Alvin Chau, Suncity’s boss, has been detained in Macau, the world’s richest gambling market. The Wenzhou government has requested Chau’s extradition in order to face a string of criminal charges in Zhejiang. The government claims that Chau orchestrated a cross-border illegal gambling syndicate and warranted issuing an order for his arrest this week.
Alvin Chau Topples an Industry
Alvin Chau is accused of making a fortune by organizing channels to allow the richest citizens of China to gamble from offshore and cross-border. This is illegal in China.
Macau, one of two SARs under the People’s Republic of China, is an autonomous area that follows China’s “one government, two system” policy. It is free and independent to set its own laws about gambling. China allows its citizens to visit Macau, but gambling is not allowed on the mainland.
The rule has been broken for decades by casinos partnering with VIP junkets groups like Chau’s Suncity. The casinos create private gaming rooms for trip organizers and manage them. The junkets will keep the VIP rooms busy for mainland high-rollers. In exchange, the casinos split some of the gaming revenue.
Junkets work in secret on the mainland to recruit such clients for Macau. They lure them in with free perks such private flights to Macau, and accommodations at five-star luxury resorts.
Macau detained Chau, in part, following its own investigation, according to a notice from the Special Administrative Region (SAR). It added, “The information by mainland authorities revealed that Chau allegedly set up a cross-border gambling syndicate that illegally organized Chinese residents to travel to VIP junkets overseen by Chau and located outside the mainland in order to take part in cross-border gambling. Such activities concerned a huge amount of capital, and seriously hamper the country’s management of social order.”
More Fallout Coming
According to JP Morgan analysts, the arrest warrant issued by Chinese authorities for Suncity Group CEO Alvin Chau, along with subsequent arrests of 11 other people related to the group, was “really bad” for Macau’s junket sector, but should have no long-term effects on city’s casino operators.
Analysts DS Kim, Amanda Cheng and Livy Liu write that the warrant for Chau is not only a confirmation that China’s crackdown on cross-border gambling does include Macau, but also a significant boost in enforcement activity. It was the first major crackdown of a junket’s senior management and couldn’t have found a bigger target. Suncity was responsible for 40%-45% of the junket market.
They wrote that most of the detentions and arrests from the past six years focused on agents and foot soldiers who carried out illegal operations. Being arrested “for just running the junket and doing what seems to us like very normal junket activities should send a chill down the spine of any and all junkets, in our view,” they added. “We wouldn’t be surprised to see junket VIP revenues immediately contract in the coming weeks, perhaps by 30% to 50% from current run-rates.”

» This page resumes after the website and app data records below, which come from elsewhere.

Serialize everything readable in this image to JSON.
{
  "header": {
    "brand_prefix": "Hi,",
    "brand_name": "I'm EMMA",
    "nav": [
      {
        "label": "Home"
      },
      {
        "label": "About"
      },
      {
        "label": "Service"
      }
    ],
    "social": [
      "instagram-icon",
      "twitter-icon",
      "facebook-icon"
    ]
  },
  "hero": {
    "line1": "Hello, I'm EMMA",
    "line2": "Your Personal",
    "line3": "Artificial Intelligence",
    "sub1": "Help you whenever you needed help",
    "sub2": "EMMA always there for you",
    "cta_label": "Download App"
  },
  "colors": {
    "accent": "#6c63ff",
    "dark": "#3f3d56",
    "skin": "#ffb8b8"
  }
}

Even the United Nations responded to the news, an indication of the magnitude of the ordeal. Jeremy Douglas, the Regional Representative of the United Nations Office on Drugs and Crime (UNODC) for Southeast Asia and the Pacific, stated, “Chau’s arrest warrant is no doubt sending shockwaves through organized crime in Hong Kong and Macau, but also Cambodia, Laos, and the Philippines.”